= Prompt =
Would you please return every line from the listing that contains the word "Instructions"?

** Opening Exercise material block **

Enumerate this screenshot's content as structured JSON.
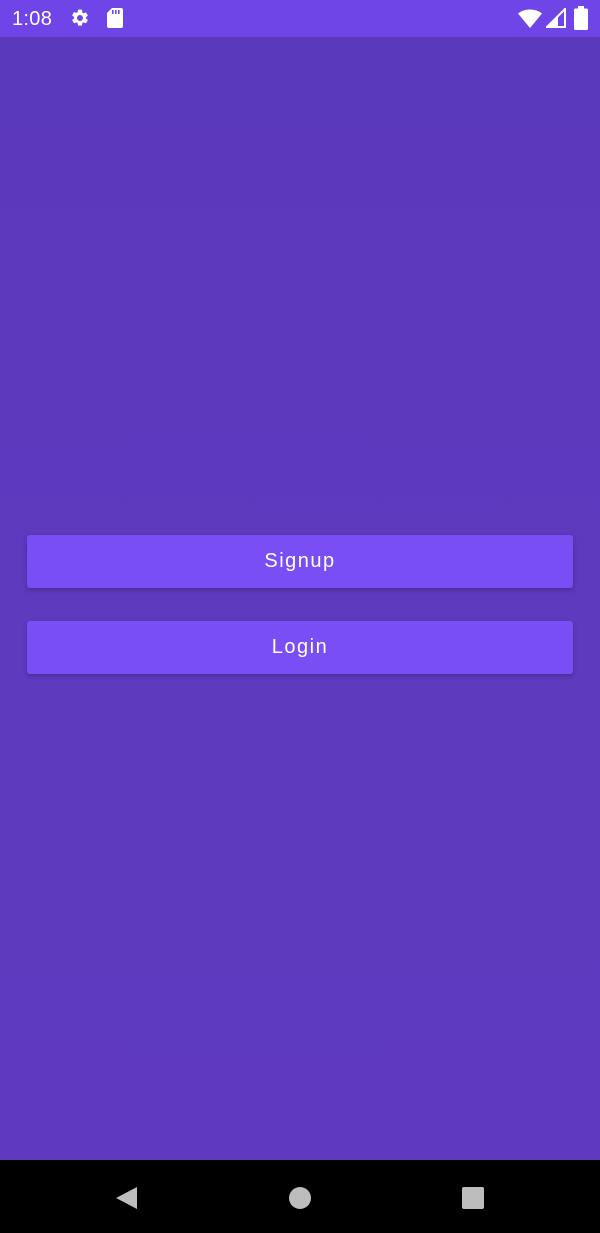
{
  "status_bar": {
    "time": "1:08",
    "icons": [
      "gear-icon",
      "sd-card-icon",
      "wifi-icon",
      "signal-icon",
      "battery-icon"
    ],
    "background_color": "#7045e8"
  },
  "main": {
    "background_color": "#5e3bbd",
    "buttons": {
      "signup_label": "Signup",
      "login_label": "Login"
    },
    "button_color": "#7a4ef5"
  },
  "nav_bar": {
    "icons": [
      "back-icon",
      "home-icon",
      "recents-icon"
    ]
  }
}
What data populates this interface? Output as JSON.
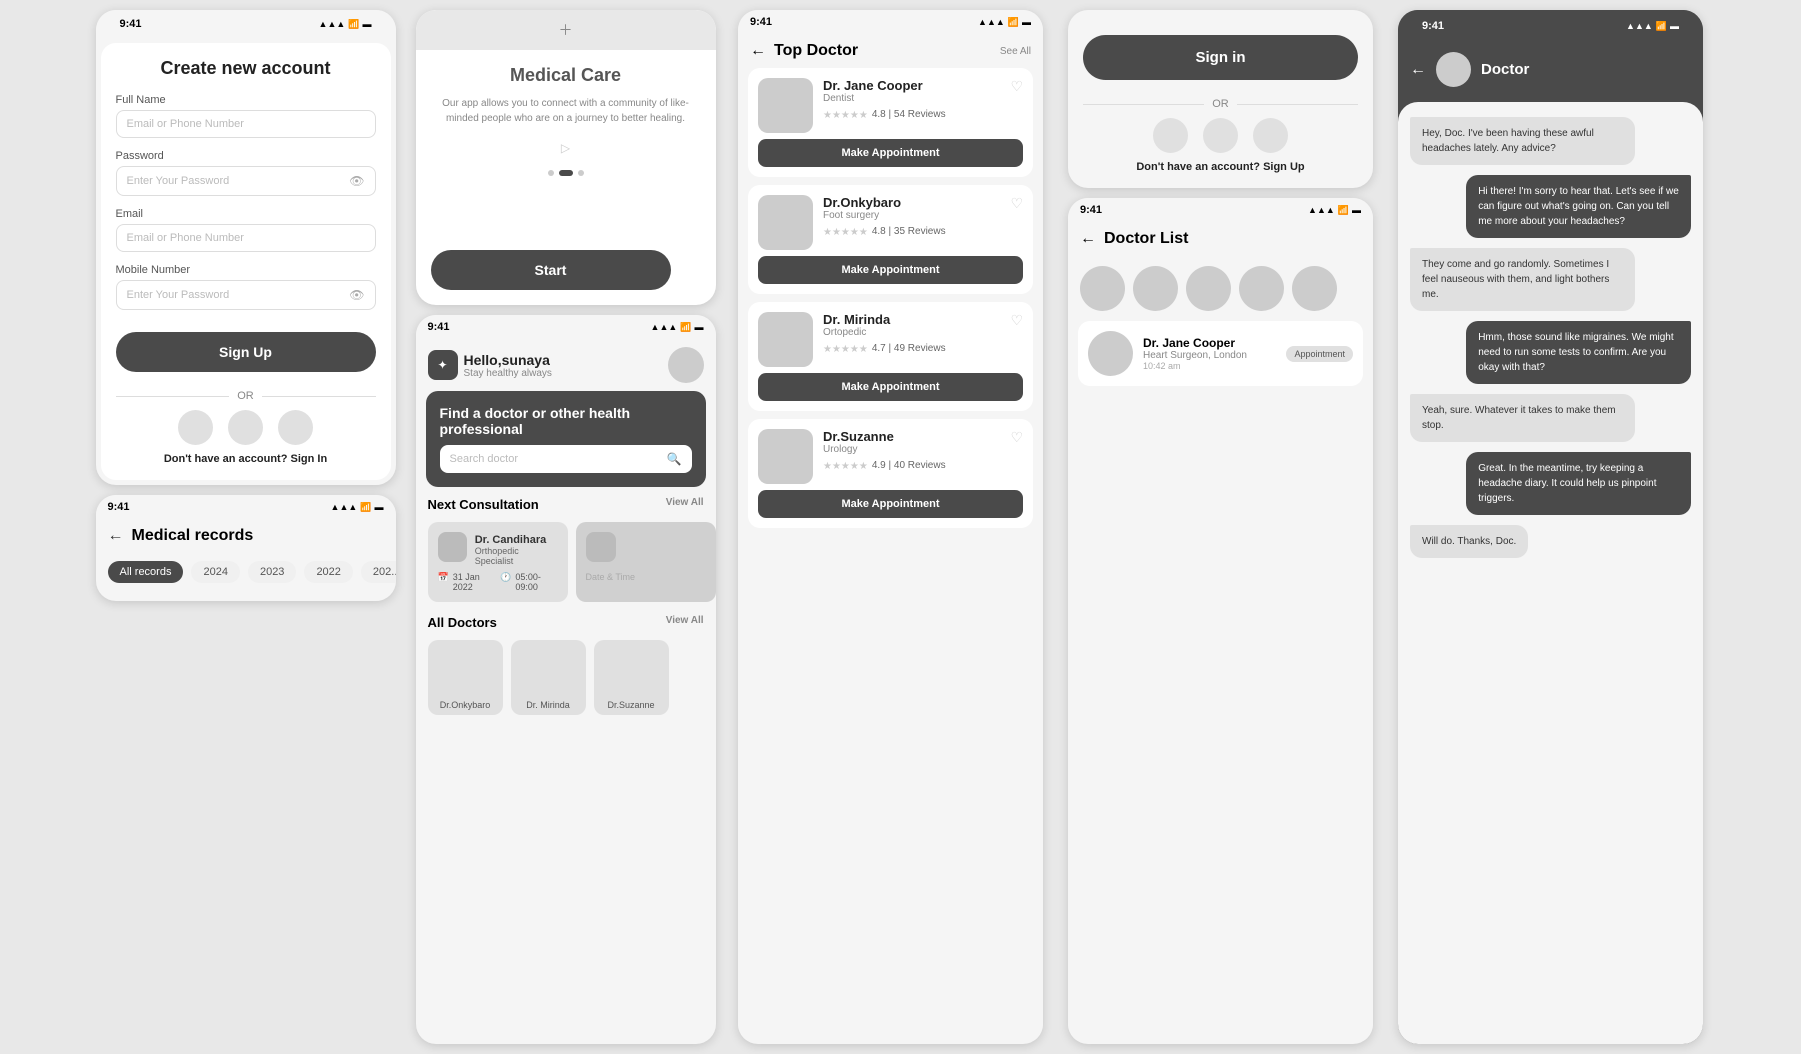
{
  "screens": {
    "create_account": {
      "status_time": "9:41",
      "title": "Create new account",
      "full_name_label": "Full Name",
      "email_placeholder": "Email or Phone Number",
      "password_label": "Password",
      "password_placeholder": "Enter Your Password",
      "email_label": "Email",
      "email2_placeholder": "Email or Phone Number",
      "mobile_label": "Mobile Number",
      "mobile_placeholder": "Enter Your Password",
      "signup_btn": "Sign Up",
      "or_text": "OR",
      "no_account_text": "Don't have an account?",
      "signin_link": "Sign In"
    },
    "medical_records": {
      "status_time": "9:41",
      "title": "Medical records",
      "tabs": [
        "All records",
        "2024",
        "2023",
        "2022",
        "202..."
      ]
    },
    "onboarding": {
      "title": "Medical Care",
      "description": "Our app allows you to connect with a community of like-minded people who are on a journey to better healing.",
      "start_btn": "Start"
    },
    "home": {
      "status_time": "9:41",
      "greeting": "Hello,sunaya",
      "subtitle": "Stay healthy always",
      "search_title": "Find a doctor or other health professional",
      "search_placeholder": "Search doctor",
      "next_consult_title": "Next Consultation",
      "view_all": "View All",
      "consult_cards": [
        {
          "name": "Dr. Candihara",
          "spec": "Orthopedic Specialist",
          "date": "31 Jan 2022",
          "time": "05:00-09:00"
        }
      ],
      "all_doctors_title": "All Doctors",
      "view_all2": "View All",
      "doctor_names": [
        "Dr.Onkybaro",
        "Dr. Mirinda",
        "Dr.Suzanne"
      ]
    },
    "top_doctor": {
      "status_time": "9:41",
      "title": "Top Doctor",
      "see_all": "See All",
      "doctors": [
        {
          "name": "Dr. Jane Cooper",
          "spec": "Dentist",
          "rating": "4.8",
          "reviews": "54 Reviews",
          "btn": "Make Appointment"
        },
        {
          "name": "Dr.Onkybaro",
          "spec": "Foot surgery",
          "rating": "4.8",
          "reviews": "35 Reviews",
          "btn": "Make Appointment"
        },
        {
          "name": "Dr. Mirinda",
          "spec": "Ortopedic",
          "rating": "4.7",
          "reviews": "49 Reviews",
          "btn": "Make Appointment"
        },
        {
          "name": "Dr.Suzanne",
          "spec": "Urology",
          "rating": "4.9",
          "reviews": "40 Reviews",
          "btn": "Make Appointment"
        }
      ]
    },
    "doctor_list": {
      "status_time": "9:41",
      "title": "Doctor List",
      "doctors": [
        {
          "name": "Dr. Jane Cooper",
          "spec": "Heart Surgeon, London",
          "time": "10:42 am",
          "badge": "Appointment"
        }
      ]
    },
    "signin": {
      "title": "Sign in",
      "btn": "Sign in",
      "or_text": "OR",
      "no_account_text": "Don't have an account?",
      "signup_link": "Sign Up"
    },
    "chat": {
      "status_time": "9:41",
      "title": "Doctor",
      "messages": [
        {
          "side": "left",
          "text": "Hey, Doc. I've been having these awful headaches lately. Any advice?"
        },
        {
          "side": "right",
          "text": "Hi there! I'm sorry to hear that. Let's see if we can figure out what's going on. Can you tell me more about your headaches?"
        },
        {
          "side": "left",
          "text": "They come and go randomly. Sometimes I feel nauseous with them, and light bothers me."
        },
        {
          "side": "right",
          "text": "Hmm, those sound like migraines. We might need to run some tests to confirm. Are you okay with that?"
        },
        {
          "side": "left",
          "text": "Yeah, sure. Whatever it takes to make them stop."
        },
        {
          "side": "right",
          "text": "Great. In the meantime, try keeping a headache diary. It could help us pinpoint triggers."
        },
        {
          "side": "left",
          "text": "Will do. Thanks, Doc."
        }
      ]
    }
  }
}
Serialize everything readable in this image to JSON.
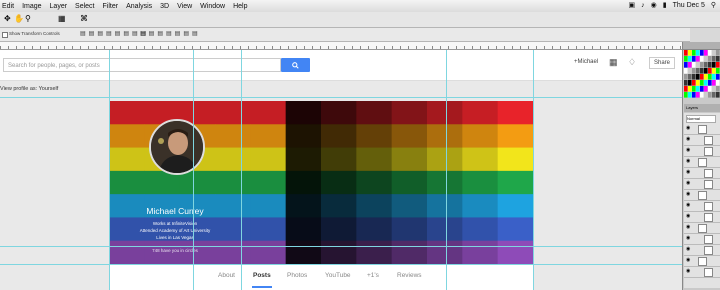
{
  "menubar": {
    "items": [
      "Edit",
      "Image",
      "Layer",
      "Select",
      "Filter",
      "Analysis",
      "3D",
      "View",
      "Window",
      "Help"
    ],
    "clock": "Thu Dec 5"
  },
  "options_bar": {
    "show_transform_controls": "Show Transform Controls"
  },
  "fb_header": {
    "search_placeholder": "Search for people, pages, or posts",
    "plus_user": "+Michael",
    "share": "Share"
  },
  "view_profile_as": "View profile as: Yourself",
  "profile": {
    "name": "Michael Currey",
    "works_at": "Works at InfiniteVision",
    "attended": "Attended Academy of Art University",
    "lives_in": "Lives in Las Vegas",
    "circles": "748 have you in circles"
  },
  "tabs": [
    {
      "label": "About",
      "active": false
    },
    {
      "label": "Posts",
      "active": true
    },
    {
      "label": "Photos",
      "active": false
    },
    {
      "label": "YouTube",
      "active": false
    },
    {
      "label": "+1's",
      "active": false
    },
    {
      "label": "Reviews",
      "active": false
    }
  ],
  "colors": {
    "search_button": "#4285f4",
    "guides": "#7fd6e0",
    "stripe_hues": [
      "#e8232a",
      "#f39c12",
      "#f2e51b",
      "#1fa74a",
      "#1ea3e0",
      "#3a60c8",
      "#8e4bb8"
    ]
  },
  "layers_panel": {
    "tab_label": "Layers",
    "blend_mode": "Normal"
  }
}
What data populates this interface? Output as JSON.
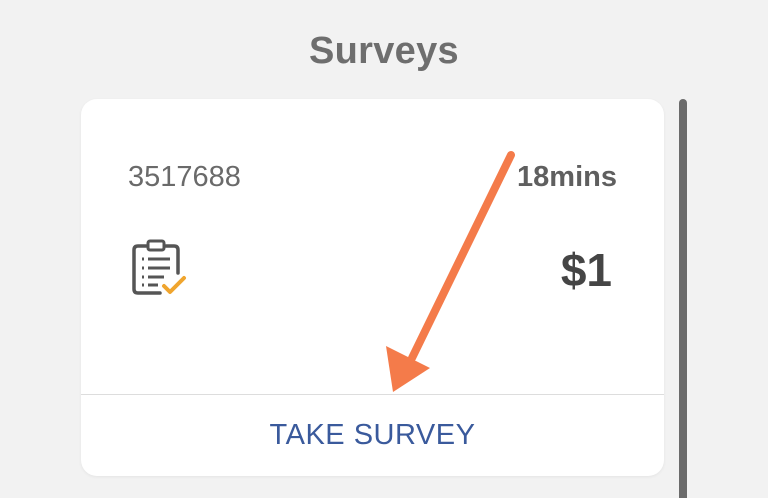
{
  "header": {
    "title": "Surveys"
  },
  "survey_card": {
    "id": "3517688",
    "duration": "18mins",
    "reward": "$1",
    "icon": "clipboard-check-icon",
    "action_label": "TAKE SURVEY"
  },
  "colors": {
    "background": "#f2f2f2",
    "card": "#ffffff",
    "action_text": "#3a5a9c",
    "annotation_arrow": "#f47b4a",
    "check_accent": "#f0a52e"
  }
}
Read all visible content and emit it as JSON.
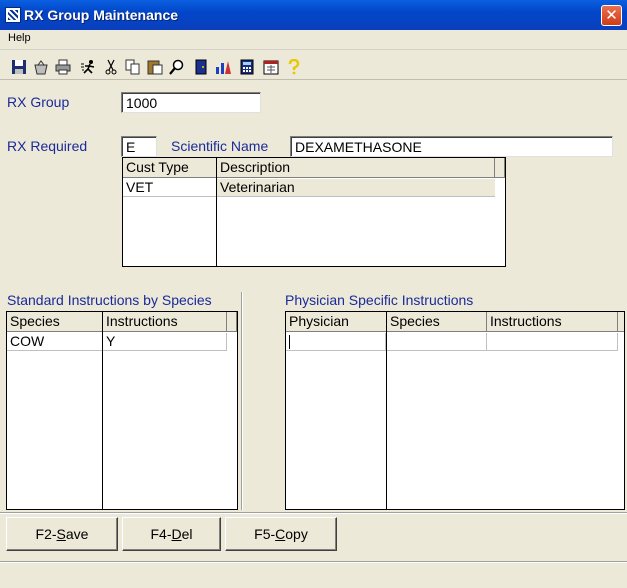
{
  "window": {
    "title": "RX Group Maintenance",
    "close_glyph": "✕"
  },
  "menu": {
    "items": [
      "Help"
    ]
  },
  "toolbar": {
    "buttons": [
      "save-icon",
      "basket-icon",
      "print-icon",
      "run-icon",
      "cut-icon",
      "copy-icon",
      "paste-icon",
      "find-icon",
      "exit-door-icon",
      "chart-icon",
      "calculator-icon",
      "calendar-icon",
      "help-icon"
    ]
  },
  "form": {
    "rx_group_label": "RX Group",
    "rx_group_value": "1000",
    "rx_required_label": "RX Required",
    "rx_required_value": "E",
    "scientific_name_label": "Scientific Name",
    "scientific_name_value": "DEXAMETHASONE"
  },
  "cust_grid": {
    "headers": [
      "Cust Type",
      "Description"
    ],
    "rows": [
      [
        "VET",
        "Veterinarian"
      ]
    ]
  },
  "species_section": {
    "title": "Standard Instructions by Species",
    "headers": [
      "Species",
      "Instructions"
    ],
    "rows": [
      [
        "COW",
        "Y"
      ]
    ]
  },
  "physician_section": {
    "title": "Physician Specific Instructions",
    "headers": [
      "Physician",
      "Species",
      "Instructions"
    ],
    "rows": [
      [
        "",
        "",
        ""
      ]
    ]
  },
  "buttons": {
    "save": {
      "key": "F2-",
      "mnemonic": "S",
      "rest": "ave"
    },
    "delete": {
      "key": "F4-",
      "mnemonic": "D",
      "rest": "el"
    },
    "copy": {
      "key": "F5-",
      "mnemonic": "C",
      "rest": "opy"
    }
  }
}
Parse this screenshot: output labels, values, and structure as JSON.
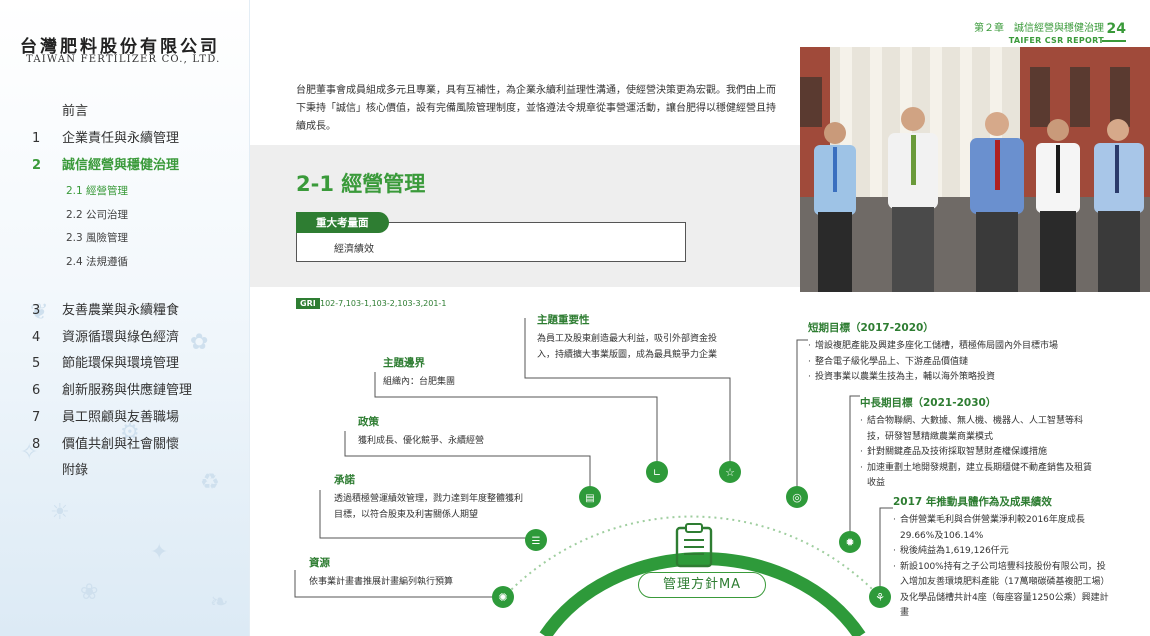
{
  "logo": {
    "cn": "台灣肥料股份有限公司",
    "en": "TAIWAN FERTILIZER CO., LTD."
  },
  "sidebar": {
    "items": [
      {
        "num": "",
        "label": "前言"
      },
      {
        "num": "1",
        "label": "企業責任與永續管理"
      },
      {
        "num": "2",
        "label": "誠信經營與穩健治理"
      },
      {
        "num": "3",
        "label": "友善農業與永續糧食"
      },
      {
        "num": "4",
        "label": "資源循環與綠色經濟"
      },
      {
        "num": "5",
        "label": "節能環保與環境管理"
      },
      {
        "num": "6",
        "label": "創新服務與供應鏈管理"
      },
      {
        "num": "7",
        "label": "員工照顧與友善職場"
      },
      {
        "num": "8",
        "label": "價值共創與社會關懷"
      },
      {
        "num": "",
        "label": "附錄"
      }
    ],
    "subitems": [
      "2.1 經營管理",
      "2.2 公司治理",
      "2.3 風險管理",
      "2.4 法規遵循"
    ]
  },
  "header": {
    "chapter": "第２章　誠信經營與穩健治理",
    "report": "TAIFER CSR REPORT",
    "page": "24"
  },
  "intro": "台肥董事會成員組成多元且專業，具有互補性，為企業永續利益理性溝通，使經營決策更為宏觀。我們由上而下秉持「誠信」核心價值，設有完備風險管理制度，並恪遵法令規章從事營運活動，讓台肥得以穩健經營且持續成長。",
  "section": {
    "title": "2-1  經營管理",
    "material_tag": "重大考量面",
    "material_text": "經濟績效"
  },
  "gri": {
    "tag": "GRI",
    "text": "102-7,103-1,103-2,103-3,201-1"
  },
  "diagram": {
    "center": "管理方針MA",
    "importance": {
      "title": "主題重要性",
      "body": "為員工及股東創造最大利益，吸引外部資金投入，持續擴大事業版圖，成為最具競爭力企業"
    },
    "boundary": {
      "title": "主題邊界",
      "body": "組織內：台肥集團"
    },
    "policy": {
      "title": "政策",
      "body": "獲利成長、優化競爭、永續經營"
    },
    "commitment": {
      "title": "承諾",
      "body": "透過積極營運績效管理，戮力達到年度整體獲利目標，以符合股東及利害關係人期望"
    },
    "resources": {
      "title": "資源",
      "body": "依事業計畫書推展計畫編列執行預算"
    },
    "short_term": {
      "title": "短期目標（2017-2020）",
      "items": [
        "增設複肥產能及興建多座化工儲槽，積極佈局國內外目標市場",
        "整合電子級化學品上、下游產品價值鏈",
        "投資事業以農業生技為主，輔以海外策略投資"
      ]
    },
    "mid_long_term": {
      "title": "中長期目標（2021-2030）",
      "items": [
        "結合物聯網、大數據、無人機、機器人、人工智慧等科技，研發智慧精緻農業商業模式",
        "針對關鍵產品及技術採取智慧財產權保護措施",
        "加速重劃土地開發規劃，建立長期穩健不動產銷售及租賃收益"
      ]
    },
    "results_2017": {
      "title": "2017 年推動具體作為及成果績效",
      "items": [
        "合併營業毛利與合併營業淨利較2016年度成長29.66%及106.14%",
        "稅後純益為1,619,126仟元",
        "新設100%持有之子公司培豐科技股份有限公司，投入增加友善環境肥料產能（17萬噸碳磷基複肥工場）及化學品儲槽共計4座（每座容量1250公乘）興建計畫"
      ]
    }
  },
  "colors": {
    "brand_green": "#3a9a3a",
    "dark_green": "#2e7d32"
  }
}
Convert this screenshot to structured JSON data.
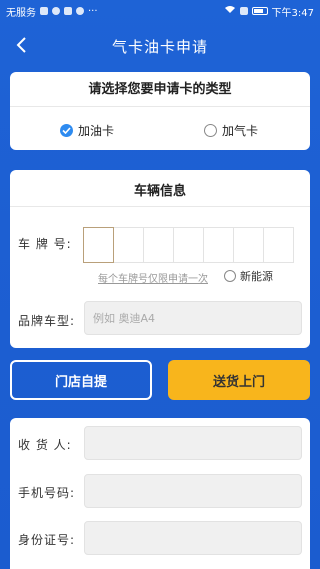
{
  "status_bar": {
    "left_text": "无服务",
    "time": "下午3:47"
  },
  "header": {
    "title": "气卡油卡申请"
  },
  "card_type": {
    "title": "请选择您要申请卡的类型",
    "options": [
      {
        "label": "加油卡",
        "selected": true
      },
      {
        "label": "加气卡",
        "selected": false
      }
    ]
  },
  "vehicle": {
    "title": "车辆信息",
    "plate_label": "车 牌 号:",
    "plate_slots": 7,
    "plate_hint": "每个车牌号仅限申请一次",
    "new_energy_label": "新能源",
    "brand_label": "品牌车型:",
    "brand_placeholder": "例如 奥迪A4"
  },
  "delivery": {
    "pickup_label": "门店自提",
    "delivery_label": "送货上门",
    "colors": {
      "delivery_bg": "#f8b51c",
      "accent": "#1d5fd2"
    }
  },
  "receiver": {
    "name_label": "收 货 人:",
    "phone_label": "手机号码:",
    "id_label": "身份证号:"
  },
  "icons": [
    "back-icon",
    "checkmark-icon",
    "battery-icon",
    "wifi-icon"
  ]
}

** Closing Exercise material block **

= Finished exercise =
    "title": "Standard Instructions by Species",
      "Instructions"
    "title": "Physician Specific Instructions",
      "Instructions"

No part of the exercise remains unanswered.